K. Ryan, 2006.
Written for the Cheesemongers live journal community and week one of the June Challenge: het, and 'trousers.'
Sergeant Maladict was touring civilisation. The sights, the smells, the mud and more suspect, unidentifiable detritus that clung to the trouser-cuffs of her dress uniform; everything Ankh Morpork had to offer.
"And so you see, ve haf become advanced, yes?"
Every civilisation has a man who takes pictures. Otto grinned at the sergeant, enjoying the feeling of double liberation that came with being an Informative Guide and also being able to show off the full dazzling compliment of teeth without expecting any flinches. Indeed, most of the time his companion smiled back—the combined brilliance this produced had a tendency to blind people in the street. "You use thirty-seven new pieces of technology for what used to take all the time and effort of a working voice-box?"
"Thirty-seven is a little arbitrary—but it is a joke of course, yes? And you are exactly right, ve haf cut down on the need for shouting."
The two vampires stood together on Filigree Street ("There iz a pub here, ze Mended Drum, a true symbol of Ankh—ah, I see you have heard of it already.") and listened to the screams. Besides the usual bar sounds and foul-bodied fouler mouthed toddler sounds and the mournful cry of CMOT Dibbler as he wondered why even the hungriest of dogs never trailed him in the street when he was selling sausages, they could hear, and see, one man as he waved his paddles madly at the nearest Clacks tower. As he did this, he shouted aloud.
"Andy. Stop. Tell boss. Stop. Stick job up arseways. Stop. Sentencefull broke too for. Stop."
A man on the opposite side of the road lifted his paddle in a salute and grinned. His reply raised echoes. "Yeah, got that, Dave!" Almost as an afterthought, he lifted the paddles again and signed: "Cando. Stop. Bastard. Stop. Boss. You soon deepshit mate. Stop."
"Ah! That didn't send! The tower's not working again!"
"The buggers always go to cack first try, Andy!"
Otto shrugged elegantly, watching the scene. "Vell. Some of the shouting."
Maladict matched his shrug. "Shall we walk on?" she said, in a tone she had learned at the dreadful salons her mother had forced her into but still found useful on occasion.

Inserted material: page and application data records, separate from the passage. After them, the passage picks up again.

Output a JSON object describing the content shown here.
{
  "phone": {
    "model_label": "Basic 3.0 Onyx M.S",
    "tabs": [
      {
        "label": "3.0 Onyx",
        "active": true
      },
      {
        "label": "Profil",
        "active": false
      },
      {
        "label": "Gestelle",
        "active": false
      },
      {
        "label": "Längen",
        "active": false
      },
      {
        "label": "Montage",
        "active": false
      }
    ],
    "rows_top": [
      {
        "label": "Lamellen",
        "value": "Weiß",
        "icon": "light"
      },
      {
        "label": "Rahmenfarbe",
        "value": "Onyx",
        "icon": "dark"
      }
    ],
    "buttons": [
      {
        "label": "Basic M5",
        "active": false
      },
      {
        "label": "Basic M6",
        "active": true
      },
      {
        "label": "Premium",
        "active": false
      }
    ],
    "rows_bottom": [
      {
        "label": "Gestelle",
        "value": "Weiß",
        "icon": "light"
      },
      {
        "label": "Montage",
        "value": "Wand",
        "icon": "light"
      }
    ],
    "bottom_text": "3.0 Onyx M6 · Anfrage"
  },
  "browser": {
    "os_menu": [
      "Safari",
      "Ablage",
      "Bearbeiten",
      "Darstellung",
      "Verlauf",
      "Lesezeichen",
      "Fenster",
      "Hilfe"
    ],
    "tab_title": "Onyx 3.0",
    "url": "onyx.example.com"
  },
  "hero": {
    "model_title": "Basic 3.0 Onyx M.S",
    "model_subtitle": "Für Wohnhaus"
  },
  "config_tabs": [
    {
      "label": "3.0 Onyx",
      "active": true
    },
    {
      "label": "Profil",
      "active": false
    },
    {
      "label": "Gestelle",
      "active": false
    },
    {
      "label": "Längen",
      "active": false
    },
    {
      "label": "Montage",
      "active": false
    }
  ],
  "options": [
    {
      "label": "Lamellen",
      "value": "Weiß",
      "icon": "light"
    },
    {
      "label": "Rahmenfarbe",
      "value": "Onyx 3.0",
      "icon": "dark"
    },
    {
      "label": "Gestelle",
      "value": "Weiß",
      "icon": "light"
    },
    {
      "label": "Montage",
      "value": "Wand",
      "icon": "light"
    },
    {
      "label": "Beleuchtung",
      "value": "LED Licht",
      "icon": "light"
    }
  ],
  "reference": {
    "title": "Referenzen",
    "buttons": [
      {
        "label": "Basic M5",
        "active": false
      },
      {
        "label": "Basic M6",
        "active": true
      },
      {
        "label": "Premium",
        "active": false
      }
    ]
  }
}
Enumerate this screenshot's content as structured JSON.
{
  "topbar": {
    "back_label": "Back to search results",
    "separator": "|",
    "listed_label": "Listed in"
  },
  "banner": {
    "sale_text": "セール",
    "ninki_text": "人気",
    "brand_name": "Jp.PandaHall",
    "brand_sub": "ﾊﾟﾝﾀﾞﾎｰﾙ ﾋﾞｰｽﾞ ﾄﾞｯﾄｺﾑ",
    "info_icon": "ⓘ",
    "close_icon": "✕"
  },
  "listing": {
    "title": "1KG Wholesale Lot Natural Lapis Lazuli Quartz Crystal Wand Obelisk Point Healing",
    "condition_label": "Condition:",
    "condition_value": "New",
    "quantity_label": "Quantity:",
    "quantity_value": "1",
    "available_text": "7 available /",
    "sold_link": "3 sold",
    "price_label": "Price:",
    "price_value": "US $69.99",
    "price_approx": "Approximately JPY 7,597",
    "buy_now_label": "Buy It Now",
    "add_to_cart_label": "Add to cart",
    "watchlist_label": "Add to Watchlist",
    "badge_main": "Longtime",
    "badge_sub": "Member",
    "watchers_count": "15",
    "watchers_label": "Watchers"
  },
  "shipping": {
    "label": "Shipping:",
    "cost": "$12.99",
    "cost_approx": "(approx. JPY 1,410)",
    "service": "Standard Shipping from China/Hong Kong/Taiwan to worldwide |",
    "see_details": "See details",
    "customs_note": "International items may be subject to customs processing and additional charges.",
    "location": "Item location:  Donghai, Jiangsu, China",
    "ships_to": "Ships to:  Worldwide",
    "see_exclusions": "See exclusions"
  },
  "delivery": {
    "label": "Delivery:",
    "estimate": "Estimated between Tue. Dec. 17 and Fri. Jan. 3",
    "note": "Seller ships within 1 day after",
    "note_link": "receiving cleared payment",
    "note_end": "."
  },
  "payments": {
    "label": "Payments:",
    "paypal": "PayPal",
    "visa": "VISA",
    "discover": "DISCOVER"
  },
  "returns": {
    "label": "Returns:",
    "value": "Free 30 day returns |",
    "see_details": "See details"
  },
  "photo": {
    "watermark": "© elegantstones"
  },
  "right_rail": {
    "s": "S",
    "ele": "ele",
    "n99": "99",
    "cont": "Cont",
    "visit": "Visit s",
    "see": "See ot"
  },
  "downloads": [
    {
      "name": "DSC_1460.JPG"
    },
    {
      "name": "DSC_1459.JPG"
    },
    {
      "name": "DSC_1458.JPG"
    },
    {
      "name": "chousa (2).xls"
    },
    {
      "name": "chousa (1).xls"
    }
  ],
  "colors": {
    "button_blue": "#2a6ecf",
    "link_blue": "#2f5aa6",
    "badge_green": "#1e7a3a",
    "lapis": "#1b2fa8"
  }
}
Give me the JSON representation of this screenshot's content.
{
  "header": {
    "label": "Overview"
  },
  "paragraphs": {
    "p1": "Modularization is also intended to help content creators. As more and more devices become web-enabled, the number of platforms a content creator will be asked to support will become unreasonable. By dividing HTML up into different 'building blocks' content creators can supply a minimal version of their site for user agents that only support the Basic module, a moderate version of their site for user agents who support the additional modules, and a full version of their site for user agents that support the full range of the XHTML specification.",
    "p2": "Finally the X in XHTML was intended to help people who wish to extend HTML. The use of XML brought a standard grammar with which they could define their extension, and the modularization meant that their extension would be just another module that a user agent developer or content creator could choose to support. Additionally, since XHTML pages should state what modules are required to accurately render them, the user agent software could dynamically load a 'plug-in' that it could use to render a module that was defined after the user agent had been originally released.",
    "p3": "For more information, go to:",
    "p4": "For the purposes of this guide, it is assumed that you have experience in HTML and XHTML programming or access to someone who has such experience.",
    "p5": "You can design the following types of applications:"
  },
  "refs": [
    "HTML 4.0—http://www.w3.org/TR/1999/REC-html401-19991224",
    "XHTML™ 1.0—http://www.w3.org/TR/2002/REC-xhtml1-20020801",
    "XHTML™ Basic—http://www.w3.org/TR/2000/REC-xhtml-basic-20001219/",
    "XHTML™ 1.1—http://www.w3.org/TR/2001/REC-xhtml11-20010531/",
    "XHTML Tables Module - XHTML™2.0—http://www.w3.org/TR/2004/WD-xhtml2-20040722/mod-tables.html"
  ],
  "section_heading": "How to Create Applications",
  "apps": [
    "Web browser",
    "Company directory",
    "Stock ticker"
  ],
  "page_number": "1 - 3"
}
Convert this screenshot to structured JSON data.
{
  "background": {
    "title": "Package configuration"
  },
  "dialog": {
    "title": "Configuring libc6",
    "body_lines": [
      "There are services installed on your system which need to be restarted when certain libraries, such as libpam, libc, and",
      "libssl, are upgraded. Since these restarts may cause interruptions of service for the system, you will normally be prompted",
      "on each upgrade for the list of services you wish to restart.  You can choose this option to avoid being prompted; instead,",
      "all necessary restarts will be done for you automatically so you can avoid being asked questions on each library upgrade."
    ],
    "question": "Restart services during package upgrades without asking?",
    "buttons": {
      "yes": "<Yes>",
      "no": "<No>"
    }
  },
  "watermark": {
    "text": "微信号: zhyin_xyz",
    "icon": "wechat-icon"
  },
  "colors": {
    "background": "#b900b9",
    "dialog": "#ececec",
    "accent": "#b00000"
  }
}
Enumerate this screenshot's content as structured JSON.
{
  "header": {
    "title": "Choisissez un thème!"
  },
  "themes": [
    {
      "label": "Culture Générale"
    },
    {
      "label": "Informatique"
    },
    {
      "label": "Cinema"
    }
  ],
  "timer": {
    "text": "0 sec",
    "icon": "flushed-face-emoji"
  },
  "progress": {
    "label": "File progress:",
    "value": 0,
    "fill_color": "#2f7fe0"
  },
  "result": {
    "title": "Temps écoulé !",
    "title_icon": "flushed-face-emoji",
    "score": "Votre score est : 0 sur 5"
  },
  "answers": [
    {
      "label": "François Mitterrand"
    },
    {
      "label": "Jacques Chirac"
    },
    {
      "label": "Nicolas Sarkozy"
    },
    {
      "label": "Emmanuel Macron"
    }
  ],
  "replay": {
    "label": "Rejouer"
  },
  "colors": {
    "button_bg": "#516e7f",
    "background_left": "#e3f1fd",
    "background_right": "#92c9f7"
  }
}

Otto laughed. "Qvick march!"
"That was terrible."
"Vhy, yes. It vas, rather."
Maladict smiled. "For a modern vampire, Otto—b-free and light-happy and all that—you're a dear old fossil. You do know that accent can be lost. I know. Other Uberwaldeans manage it. V and W are not of the same phoneme."
"People find it charmink."
"No, they find you charming, and are willing to ignore allophonic disaster."
It is quite difficult for Black Ribboners to blush. They have to dredge up something that hasn't been in evidence for centuries. "You did not come to meet me because you vanted to know more about my modern city, I think," he said.
Maladict smirked, and let one hand slide down to rest on the iconographer's hip, bony fingers curling around his belt buckle. "Not entirely, no," she said. "Though I did want you to show me where a tailor might be, so I could see about coercing you into changing those things you're wearing. It's a dreadful cut."
Otto swallowed, and the sergeant could see his tongue move carefully over his teeth, and she knew that she was doing the same.
"After all," said Maladict, "A decent pair of trousers makes or breaks civilisation."